A little girl wearing a lace dress sits on a cement post and poses at the Homer & Company studio in Boston, Massachusetts. She is wearing a necklace and a bewildered expression. Research yielded very little information about the photographer who produced this cabinet card. It is known that the photographer was named George H. Homer and that he actively operated his studio between 1883 and 1885. He also may have worked as a photographer in other years.
This cabinet card features stage and film actress Mabel Trunnell (1879-1981). The reverse of the photograph is inscribed “Yours Truly, Mabel Trunnell 1898”. Therefore, this image captures Miss Trunnell at about age nineteen. Mabel Trunnell was born in Dwight, Illinois. She began her career as an actress of the stage but at age thirty-two she began to appear in films. In 1911 she appeared in “A Modern Cinderella, In the Days of Chivalry” and in “The Star Spangled Banner”. Her last film was in 1923 when she was in the movie “The Love Trap”. Her filmography on IMDb indicates that she acted in 199 different films. At the age of forty-four she returned to the stage. She was married to Herbert Prior, an early British film star. Trunnell was one of Hollywood’s first movie stars as was identified with Edison Studios. A magazine article in “The Moving Picture World” (1915) reviews one of her performance. The reviewer wrote “Mabel Trunnell becomes more attractive as the course of time silvers her hair”. An interesting sociological comment was also made by the reviewer which was in regard to the admirable strength portrayed by Trunnell’s character. The reviewer notes “most of us are tired of seeing women pictured as incurable weaklings”. The reviewer was certainly a man who was ahead of his time. This cabinet card was produced by the Barrows studio in Fort Wayne, Indiana. It appears that Miss Trunnell was photographed in a costume from one of her performances. She is dressed very much like a maid and seems a bit troubled in her pose. The photographer, Frank Rufus Barrows operated a studio in Fort Wayne between 1880 and 1900. He is considered one of the city’s most prolific photographers and had several locations while in business there. He was born in Sturgis, Michigan in 1854. He came to Fort Wayne in 1880 and partnered with Frank H. Clayton in operating a photographic studio.
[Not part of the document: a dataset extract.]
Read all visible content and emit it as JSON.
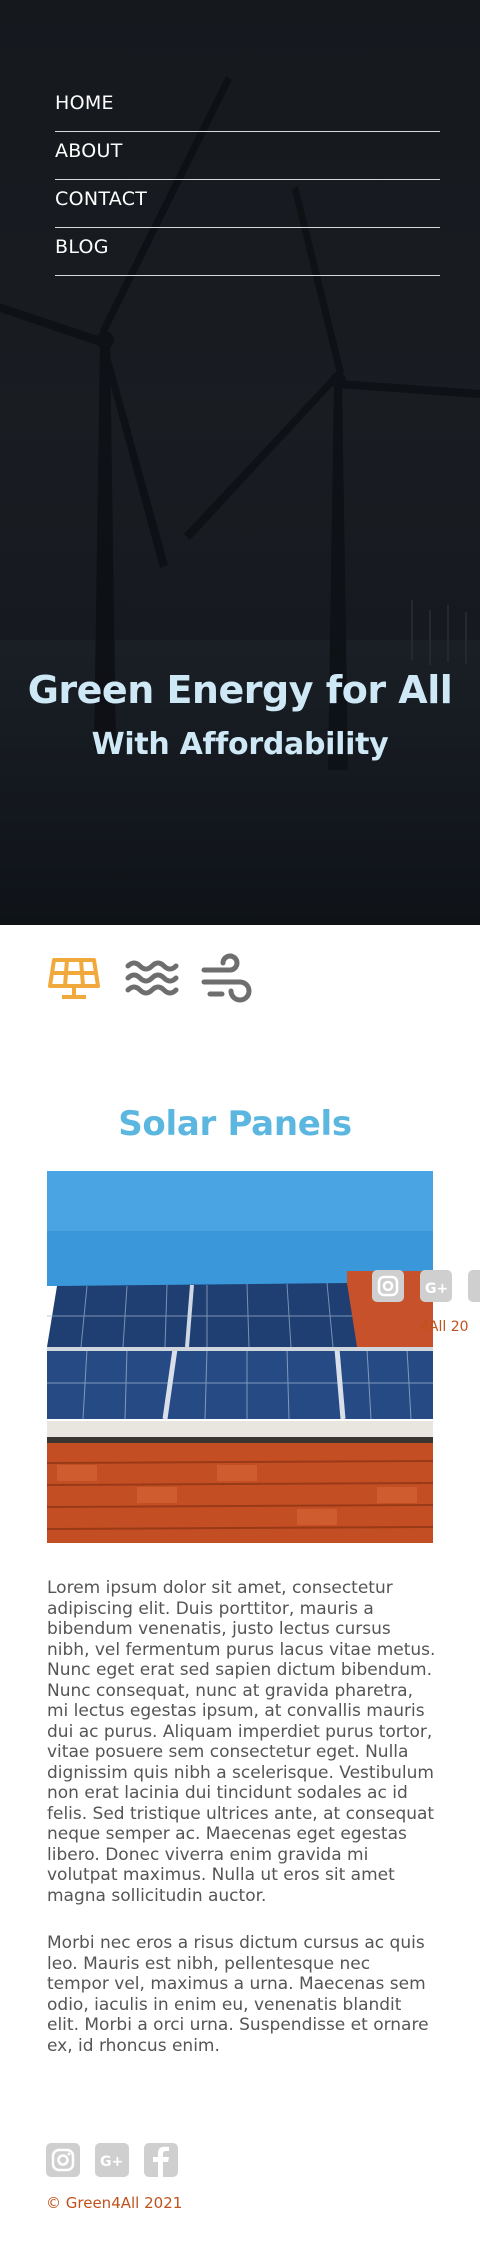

In about a years time he became the sole proprietor of the studio. He had many photos appear in Fort Wayne Illustrated (1897). He left Indiana for Medford, Massachusetts and operated a studio there until 1910 when he moved to Eugene, Oregon where he died in 1920.